  52. 52.
    Perelson AS, Essunger P, Cao Y, et al. Decay characteristics of HIV-1-infected compartments during combination therapy. Nature. 1997; 387: 188–191.PubMedCrossRefGoogle Scholar
  53. 53.
    Haase AT, Henry K, Zupancic M, et al. Quantitative image analysis of HIV-1 infection in lymphoid tissue. Science. 1996; 274: 985–989.PubMedCrossRefGoogle Scholar
  54. 54.
    Cavert W, Notermans DW, Staskus K, et al. Kinetics of response in lymphoid tissues to antiretroviral therapy of HIV-1 infection. Science. 1997; 276: 960–964.PubMedCrossRefGoogle Scholar
  55. 55.
    Kempf D, Rode R, Xu Y, et al. The durability of response to protease inhibitor therapy is predicted by viral load, International Workshop on HIV Drug Resistance, Treatment Strategies and Eradication St. Petersburg, FL: June 25-28 1997 (Abstract).Google Scholar
  56. 56.
    Wong JK, Gunthard H, Havlir DV, et al. Reduction of HIV-1 in blood and lymph nodes following potent anti-retroviral therapy and the virologie correlates of treatment failure, Proc Natl Acad Sci USA 1997; 94: 12574–12579.PubMedCrossRefGoogle Scholar
  57. 57.
    Günthard HF, Wong JK, Ignacio CC, et al. HIV replication and genotypic resistance in blood and lymph nodes after one year of potent antiretroviral therapy. J Virol 1998; 72: 2422–2428.PubMedGoogle Scholar
  58. 58.
    Finzi D, Hermankova M, Pierson T, et al. Identification of a reservoir for HIV-1 in patients on highly active antiretroviral therapy. Science. 1997; 278: 1295–1300.PubMedCrossRefGoogle Scholar
  59. 59.
    Wong JK, Hezareh M, Gü nthard H, et al. Recovery of replication-competent HIV despite prolonged suppression of plasma viremia.
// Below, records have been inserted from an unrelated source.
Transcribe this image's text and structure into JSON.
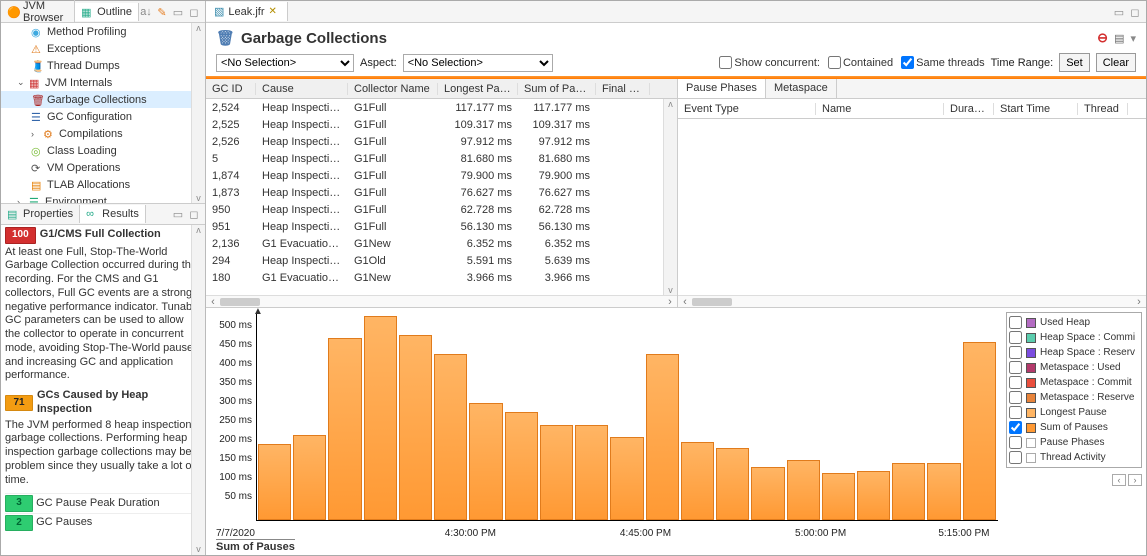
{
  "left_tabs": {
    "jvm_browser": "JVM Browser",
    "outline": "Outline"
  },
  "tree": {
    "method_profiling": "Method Profiling",
    "exceptions": "Exceptions",
    "thread_dumps": "Thread Dumps",
    "jvm_internals": "JVM Internals",
    "garbage_collections": "Garbage Collections",
    "gc_configuration": "GC Configuration",
    "compilations": "Compilations",
    "class_loading": "Class Loading",
    "vm_operations": "VM Operations",
    "tlab_allocations": "TLAB Allocations",
    "environment": "Environment"
  },
  "prop_tabs": {
    "properties": "Properties",
    "results": "Results"
  },
  "results": {
    "r1": {
      "badge": "100",
      "title": "G1/CMS Full Collection",
      "body": "At least one Full, Stop-The-World Garbage Collection occurred during this recording. For the CMS and G1 collectors, Full GC events are a strong negative performance indicator. Tunable GC parameters can be used to allow the collector to operate in concurrent mode, avoiding Stop-The-World pauses and increasing GC and application performance."
    },
    "r2": {
      "badge": "71",
      "title": "GCs Caused by Heap Inspection",
      "body": "The JVM performed 8 heap inspection garbage collections. Performing heap inspection garbage collections may be a problem since they usually take a lot of time."
    },
    "r3": {
      "badge": "3",
      "title": "GC Pause Peak Duration"
    },
    "r4": {
      "badge": "2",
      "title": "GC Pauses"
    }
  },
  "editor_tab": {
    "name": "Leak.jfr"
  },
  "page": {
    "title": "Garbage Collections"
  },
  "toolbar": {
    "no_selection": "<No Selection>",
    "aspect": "Aspect:",
    "show_concurrent": "Show concurrent:",
    "contained": "Contained",
    "same_threads": "Same threads",
    "time_range": "Time Range:",
    "set": "Set",
    "clear": "Clear"
  },
  "grid_headers": {
    "gcid": "GC ID",
    "cause": "Cause",
    "collector": "Collector Name",
    "longest": "Longest Pau...",
    "sum": "Sum of Pauses",
    "final": "Final Refe"
  },
  "grid_rows": [
    {
      "id": "2,524",
      "cause": "Heap Inspectio...",
      "coll": "G1Full",
      "lp": "117.177 ms",
      "sp": "117.177 ms"
    },
    {
      "id": "2,525",
      "cause": "Heap Inspectio...",
      "coll": "G1Full",
      "lp": "109.317 ms",
      "sp": "109.317 ms"
    },
    {
      "id": "2,526",
      "cause": "Heap Inspectio...",
      "coll": "G1Full",
      "lp": "97.912 ms",
      "sp": "97.912 ms"
    },
    {
      "id": "5",
      "cause": "Heap Inspectio...",
      "coll": "G1Full",
      "lp": "81.680 ms",
      "sp": "81.680 ms"
    },
    {
      "id": "1,874",
      "cause": "Heap Inspectio...",
      "coll": "G1Full",
      "lp": "79.900 ms",
      "sp": "79.900 ms"
    },
    {
      "id": "1,873",
      "cause": "Heap Inspectio...",
      "coll": "G1Full",
      "lp": "76.627 ms",
      "sp": "76.627 ms"
    },
    {
      "id": "950",
      "cause": "Heap Inspectio...",
      "coll": "G1Full",
      "lp": "62.728 ms",
      "sp": "62.728 ms"
    },
    {
      "id": "951",
      "cause": "Heap Inspectio...",
      "coll": "G1Full",
      "lp": "56.130 ms",
      "sp": "56.130 ms"
    },
    {
      "id": "2,136",
      "cause": "G1 Evacuation ...",
      "coll": "G1New",
      "lp": "6.352 ms",
      "sp": "6.352 ms"
    },
    {
      "id": "294",
      "cause": "Heap Inspectio...",
      "coll": "G1Old",
      "lp": "5.591 ms",
      "sp": "5.639 ms"
    },
    {
      "id": "180",
      "cause": "G1 Evacuation ...",
      "coll": "G1New",
      "lp": "3.966 ms",
      "sp": "3.966 ms"
    }
  ],
  "sub_tabs": {
    "pause_phases": "Pause Phases",
    "metaspace": "Metaspace"
  },
  "sub_headers": {
    "event_type": "Event Type",
    "name": "Name",
    "duration": "Duration",
    "start_time": "Start Time",
    "thread": "Thread"
  },
  "legend": {
    "used_heap": "Used Heap",
    "heap_commit": "Heap Space : Commi",
    "heap_reserve": "Heap Space : Reserv",
    "meta_used": "Metaspace : Used",
    "meta_commit": "Metaspace : Commit",
    "meta_reserve": "Metaspace : Reserve",
    "longest_pause": "Longest Pause",
    "sum_pauses": "Sum of Pauses",
    "pause_phases": "Pause Phases",
    "thread_activity": "Thread Activity"
  },
  "chart_data": {
    "type": "bar",
    "title": "Sum of Pauses",
    "ylabel": "ms",
    "ylim": [
      0,
      550
    ],
    "yticks": [
      "50 ms",
      "100 ms",
      "150 ms",
      "200 ms",
      "250 ms",
      "300 ms",
      "350 ms",
      "400 ms",
      "450 ms",
      "500 ms"
    ],
    "x_date": "7/7/2020",
    "x_ticks": [
      "4:30:00 PM",
      "4:45:00 PM",
      "5:00:00 PM",
      "5:15:00 PM"
    ],
    "values": [
      200,
      225,
      480,
      540,
      490,
      440,
      310,
      285,
      250,
      250,
      220,
      440,
      205,
      190,
      140,
      160,
      125,
      130,
      150,
      150,
      470
    ]
  }
}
Science. 1997; 278: 1291–1294.PubMedCrossRefGoogle Scholar
  60. 60.
    Saag MS, Holodniy M, Kuritzkes DR, et al. HIV viral load markers in clinical practice. Nature Medicine 1996; 2: 625–629.PubMedCrossRefGoogle Scholar
  61. 61.
    Carpenter CCJ, Fischl MA, Hammer SM, et al. Antiretroviral therapy for HIV infection in 1997: updated recommendations of the International AIDS Society-USA panel. JAMA 1997; 277: 1962–1968.PubMedCrossRefGoogle Scholar

Copyright information

© Springer Science+Business Media New York 1999

Authors and Affiliations

  • Douglas Richman
    • 1
  • Suzanne Crowe
    • 2
  • Katya Harvey
    • 2
  1. 1.Departments of Pathology and MedicineSan Diego Veterans Affairs Medical Center and University of California, San DiegoLa JollaUSA
  2. 2.Macfarlane Burnet Centre for Medical ResearchFairfieldAustralia

Personalised recommendations